- _DATA SHOWN_:
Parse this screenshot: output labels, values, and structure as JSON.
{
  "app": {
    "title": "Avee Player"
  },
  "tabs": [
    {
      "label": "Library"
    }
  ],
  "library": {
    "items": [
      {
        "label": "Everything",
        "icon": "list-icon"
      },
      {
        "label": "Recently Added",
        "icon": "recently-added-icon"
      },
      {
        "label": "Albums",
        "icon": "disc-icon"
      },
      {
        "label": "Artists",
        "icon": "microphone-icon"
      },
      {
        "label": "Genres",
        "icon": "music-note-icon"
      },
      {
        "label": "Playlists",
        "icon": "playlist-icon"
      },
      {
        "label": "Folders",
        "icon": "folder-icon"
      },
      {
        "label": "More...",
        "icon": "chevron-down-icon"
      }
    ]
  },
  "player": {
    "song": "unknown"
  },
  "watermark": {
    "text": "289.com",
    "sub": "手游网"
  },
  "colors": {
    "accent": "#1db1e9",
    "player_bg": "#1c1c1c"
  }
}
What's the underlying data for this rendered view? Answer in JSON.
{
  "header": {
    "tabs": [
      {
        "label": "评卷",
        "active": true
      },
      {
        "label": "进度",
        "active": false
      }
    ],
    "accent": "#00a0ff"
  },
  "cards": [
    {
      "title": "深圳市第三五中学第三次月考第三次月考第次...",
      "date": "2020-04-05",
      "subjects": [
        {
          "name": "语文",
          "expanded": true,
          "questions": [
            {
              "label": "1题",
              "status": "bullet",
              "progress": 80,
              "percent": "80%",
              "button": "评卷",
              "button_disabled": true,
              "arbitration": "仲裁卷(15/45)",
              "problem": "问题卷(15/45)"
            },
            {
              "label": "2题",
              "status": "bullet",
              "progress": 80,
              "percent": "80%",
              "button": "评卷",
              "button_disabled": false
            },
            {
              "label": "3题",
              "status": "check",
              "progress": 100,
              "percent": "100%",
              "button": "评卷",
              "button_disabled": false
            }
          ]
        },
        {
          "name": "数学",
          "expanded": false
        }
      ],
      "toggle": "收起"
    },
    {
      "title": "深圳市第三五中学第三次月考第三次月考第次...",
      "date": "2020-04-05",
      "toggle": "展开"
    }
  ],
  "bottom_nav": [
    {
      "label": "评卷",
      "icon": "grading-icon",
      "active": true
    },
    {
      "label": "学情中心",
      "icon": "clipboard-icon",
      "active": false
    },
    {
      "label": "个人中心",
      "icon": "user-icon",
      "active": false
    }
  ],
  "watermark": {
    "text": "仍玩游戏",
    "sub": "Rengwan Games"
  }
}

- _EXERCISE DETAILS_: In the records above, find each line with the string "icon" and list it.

- _EXPECTED ANSWER_:
        "icon": "list-icon"
        "icon": "recently-added-icon"
        "icon": "disc-icon"
        "icon": "microphone-icon"
        "icon": "music-note-icon"
        "icon": "playlist-icon"
        "icon": "folder-icon"
        "icon": "chevron-down-icon"
      "icon": "grading-icon",
      "icon": "clipboard-icon",
      "icon": "user-icon",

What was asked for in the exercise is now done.